Your answer should be the entries below, reproduced character for character.

(Web page and app entries)

= = = = =

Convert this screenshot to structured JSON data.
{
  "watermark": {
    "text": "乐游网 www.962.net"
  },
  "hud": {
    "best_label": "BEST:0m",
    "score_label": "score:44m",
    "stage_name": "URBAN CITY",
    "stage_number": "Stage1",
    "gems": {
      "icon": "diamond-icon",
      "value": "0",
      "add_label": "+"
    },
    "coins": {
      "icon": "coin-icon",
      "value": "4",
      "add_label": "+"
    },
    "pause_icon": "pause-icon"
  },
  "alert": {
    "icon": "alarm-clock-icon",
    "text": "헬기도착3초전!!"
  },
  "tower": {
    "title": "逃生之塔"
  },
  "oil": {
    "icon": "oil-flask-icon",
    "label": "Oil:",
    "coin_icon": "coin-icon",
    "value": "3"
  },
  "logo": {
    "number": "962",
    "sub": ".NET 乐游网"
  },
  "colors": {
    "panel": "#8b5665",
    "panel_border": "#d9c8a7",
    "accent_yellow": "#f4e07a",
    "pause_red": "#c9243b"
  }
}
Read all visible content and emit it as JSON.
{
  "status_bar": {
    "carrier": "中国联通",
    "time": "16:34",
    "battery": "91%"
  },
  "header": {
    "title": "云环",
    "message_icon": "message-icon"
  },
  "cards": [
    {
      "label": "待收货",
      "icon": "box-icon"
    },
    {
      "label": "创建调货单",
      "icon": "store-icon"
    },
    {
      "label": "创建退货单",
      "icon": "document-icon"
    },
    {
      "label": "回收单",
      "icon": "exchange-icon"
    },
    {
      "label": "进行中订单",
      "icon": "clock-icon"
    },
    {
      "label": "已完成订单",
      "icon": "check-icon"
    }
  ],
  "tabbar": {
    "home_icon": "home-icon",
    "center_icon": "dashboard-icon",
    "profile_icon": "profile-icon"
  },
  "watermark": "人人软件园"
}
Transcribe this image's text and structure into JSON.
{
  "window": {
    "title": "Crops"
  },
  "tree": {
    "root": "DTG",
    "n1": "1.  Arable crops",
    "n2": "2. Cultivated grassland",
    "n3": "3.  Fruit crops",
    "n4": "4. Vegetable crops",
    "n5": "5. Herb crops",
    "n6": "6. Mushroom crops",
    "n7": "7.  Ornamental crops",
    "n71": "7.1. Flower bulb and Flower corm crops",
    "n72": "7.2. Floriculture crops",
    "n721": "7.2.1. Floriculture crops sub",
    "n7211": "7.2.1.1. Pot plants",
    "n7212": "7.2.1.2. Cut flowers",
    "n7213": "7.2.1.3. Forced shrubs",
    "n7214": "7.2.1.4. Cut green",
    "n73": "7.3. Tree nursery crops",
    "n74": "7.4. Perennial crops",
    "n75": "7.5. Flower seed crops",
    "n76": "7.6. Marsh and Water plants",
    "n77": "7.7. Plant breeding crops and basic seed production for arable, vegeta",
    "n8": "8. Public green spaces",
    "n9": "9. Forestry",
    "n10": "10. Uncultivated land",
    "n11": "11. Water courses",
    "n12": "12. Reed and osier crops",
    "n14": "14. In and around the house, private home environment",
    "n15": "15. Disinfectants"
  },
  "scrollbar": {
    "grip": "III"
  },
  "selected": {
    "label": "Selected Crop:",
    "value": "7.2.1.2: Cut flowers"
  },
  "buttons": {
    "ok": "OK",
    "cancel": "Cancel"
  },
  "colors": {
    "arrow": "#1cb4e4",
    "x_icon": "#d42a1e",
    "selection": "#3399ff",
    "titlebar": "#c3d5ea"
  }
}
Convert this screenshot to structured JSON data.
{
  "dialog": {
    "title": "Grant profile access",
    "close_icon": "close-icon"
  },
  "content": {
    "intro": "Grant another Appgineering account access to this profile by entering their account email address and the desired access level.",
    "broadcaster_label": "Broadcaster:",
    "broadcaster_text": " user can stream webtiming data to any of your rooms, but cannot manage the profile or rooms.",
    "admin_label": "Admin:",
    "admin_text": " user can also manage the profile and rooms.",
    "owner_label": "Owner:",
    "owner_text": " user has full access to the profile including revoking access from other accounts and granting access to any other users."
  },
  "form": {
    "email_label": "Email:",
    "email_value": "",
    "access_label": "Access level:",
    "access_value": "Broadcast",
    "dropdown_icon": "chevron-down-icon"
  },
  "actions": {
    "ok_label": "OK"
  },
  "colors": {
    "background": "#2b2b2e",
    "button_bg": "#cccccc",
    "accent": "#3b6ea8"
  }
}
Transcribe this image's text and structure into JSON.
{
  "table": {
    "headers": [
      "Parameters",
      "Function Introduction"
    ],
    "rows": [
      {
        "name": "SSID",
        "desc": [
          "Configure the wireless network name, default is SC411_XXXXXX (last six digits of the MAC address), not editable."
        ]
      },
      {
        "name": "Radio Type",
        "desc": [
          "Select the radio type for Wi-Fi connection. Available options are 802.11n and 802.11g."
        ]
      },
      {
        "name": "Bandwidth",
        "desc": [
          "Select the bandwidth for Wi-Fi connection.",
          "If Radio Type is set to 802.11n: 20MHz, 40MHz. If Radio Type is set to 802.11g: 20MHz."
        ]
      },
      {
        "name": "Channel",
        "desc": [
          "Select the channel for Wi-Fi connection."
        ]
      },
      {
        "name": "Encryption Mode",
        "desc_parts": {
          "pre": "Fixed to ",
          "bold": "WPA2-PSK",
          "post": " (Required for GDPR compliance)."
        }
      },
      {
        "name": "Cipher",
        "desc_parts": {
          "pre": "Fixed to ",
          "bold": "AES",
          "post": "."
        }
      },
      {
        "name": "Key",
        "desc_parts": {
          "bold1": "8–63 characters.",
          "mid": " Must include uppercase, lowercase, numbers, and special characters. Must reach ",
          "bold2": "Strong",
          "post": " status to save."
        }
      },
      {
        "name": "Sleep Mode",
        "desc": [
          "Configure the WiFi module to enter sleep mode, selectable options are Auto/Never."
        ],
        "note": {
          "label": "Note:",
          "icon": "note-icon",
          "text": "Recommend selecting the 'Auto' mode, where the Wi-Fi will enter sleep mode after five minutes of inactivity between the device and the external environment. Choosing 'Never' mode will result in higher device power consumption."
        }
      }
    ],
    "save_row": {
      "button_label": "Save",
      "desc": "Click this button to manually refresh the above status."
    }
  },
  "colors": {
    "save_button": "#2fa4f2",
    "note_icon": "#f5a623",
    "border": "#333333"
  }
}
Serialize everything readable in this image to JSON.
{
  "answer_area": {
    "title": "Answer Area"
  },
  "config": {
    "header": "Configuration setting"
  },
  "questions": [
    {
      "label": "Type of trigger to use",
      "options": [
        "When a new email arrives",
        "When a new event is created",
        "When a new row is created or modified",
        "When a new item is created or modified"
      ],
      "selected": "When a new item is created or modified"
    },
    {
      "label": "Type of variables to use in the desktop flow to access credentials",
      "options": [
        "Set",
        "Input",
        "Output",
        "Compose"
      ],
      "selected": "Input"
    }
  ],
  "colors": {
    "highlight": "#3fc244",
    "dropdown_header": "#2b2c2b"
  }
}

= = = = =

= Solution to this exercise =
Convert this screenshot to structured JSON data.
{
  "watermark": {
    "text": "乐游网 www.962.net"
  },
  "hud": {
    "best_label": "BEST:0m",
    "score_label": "score:44m",
    "stage_name": "URBAN CITY",
    "stage_number": "Stage1",
    "gems": {
      "icon": "diamond-icon",
      "value": "0",
      "add_label": "+"
    },
    "coins": {
      "icon": "coin-icon",
      "value": "4",
      "add_label": "+"
    },
    "pause_icon": "pause-icon"
  },
  "alert": {
    "icon": "alarm-clock-icon",
    "text": "헬기도착3초전!!"
  },
  "tower": {
    "title": "逃生之塔"
  },
  "oil": {
    "icon": "oil-flask-icon",
    "label": "Oil:",
    "coin_icon": "coin-icon",
    "value": "3"
  },
  "logo": {
    "number": "962",
    "sub": ".NET 乐游网"
  },
  "colors": {
    "panel": "#8b5665",
    "panel_border": "#d9c8a7",
    "accent_yellow": "#f4e07a",
    "pause_red": "#c9243b"
  }
}
Read all visible content and emit it as JSON.
{
  "status_bar": {
    "carrier": "中国联通",
    "time": "16:34",
    "battery": "91%"
  },
  "header": {
    "title": "云环",
    "message_icon": "message-icon"
  },
  "cards": [
    {
      "label": "待收货",
      "icon": "box-icon"
    },
    {
      "label": "创建调货单",
      "icon": "store-icon"
    },
    {
      "label": "创建退货单",
      "icon": "document-icon"
    },
    {
      "label": "回收单",
      "icon": "exchange-icon"
    },
    {
      "label": "进行中订单",
      "icon": "clock-icon"
    },
    {
      "label": "已完成订单",
      "icon": "check-icon"
    }
  ],
  "tabbar": {
    "home_icon": "home-icon",
    "center_icon": "dashboard-icon",
    "profile_icon": "profile-icon"
  },
  "watermark": "人人软件园"
}
Transcribe this image's text and structure into JSON.
{
  "window": {
    "title": "Crops"
  },
  "tree": {
    "root": "DTG",
    "n1": "1.  Arable crops",
    "n2": "2. Cultivated grassland",
    "n3": "3.  Fruit crops",
    "n4": "4. Vegetable crops",
    "n5": "5. Herb crops",
    "n6": "6. Mushroom crops",
    "n7": "7.  Ornamental crops",
    "n71": "7.1. Flower bulb and Flower corm crops",
    "n72": "7.2. Floriculture crops",
    "n721": "7.2.1. Floriculture crops sub",
    "n7211": "7.2.1.1. Pot plants",
    "n7212": "7.2.1.2. Cut flowers",
    "n7213": "7.2.1.3. Forced shrubs",
    "n7214": "7.2.1.4. Cut green",
    "n73": "7.3. Tree nursery crops",
    "n74": "7.4. Perennial crops",
    "n75": "7.5. Flower seed crops",
    "n76": "7.6. Marsh and Water plants",
    "n77": "7.7. Plant breeding crops and basic seed production for arable, vegeta",
    "n8": "8. Public green spaces",
    "n9": "9. Forestry",
    "n10": "10. Uncultivated land",
    "n11": "11. Water courses",
    "n12": "12. Reed and osier crops",
    "n14": "14. In and around the house, private home environment",
    "n15": "15. Disinfectants"
  },
  "scrollbar": {
    "grip": "III"
  },
  "selected": {
    "label": "Selected Crop:",
    "value": "7.2.1.2: Cut flowers"
  },
  "buttons": {
    "ok": "OK",
    "cancel": "Cancel"
  },
  "colors": {
    "arrow": "#1cb4e4",
    "x_icon": "#d42a1e",
    "selection": "#3399ff",
    "titlebar": "#c3d5ea"
  }
}
Convert this screenshot to structured JSON data.
{
  "dialog": {
    "title": "Grant profile access",
    "close_icon": "close-icon"
  },
  "content": {
    "intro": "Grant another Appgineering account access to this profile by entering their account email address and the desired access level.",
    "broadcaster_label": "Broadcaster:",
    "broadcaster_text": " user can stream webtiming data to any of your rooms, but cannot manage the profile or rooms.",
    "admin_label": "Admin:",
    "admin_text": " user can also manage the profile and rooms.",
    "owner_label": "Owner:",
    "owner_text": " user has full access to the profile including revoking access from other accounts and granting access to any other users."
  },
  "form": {
    "email_label": "Email:",
    "email_value": "",
    "access_label": "Access level:",
    "access_value": "Broadcast",
    "dropdown_icon": "chevron-down-icon"
  },
  "actions": {
    "ok_label": "OK"
  },
  "colors": {
    "background": "#2b2b2e",
    "button_bg": "#cccccc",
    "accent": "#3b6ea8"
  }
}
Transcribe this image's text and structure into JSON.
{
  "table": {
    "headers": [
      "Parameters",
      "Function Introduction"
    ],
    "rows": [
      {
        "name": "SSID",
        "desc": [
          "Configure the wireless network name, default is SC411_XXXXXX (last six digits of the MAC address), not editable."
        ]
      },
      {
        "name": "Radio Type",
        "desc": [
          "Select the radio type for Wi-Fi connection. Available options are 802.11n and 802.11g."
        ]
      },
      {
        "name": "Bandwidth",
        "desc": [
          "Select the bandwidth for Wi-Fi connection.",
          "If Radio Type is set to 802.11n: 20MHz, 40MHz. If Radio Type is set to 802.11g: 20MHz."
        ]
      },
      {
        "name": "Channel",
        "desc": [
          "Select the channel for Wi-Fi connection."
        ]
      },
      {
        "name": "Encryption Mode",
        "desc_parts": {
          "pre": "Fixed to ",
          "bold": "WPA2-PSK",
          "post": " (Required for GDPR compliance)."
        }
      },
      {
        "name": "Cipher",
        "desc_parts": {
          "pre": "Fixed to ",
          "bold": "AES",
          "post": "."
        }
      },
      {
        "name": "Key",
        "desc_parts": {
          "bold1": "8–63 characters.",
          "mid": " Must include uppercase, lowercase, numbers, and special characters. Must reach ",
          "bold2": "Strong",
          "post": " status to save."
        }
      },
      {
        "name": "Sleep Mode",
        "desc": [
          "Configure the WiFi module to enter sleep mode, selectable options are Auto/Never."
        ],
        "note": {
          "label": "Note:",
          "icon": "note-icon",
          "text": "Recommend selecting the 'Auto' mode, where the Wi-Fi will enter sleep mode after five minutes of inactivity between the device and the external environment. Choosing 'Never' mode will result in higher device power consumption."
        }
      }
    ],
    "save_row": {
      "button_label": "Save",
      "desc": "Click this button to manually refresh the above status."
    }
  },
  "colors": {
    "save_button": "#2fa4f2",
    "note_icon": "#f5a623",
    "border": "#333333"
  }
}
Serialize everything readable in this image to JSON.
{
  "answer_area": {
    "title": "Answer Area"
  },
  "config": {
    "header": "Configuration setting"
  },
  "questions": [
    {
      "label": "Type of trigger to use",
      "options": [
        "When a new email arrives",
        "When a new event is created",
        "When a new row is created or modified",
        "When a new item is created or modified"
      ],
      "selected": "When a new item is created or modified"
    },
    {
      "label": "Type of variables to use in the desktop flow to access credentials",
      "options": [
        "Set",
        "Input",
        "Output",
        "Compose"
      ],
      "selected": "Input"
    }
  ],
  "colors": {
    "highlight": "#3fc244",
    "dropdown_header": "#2b2c2b"
  }
}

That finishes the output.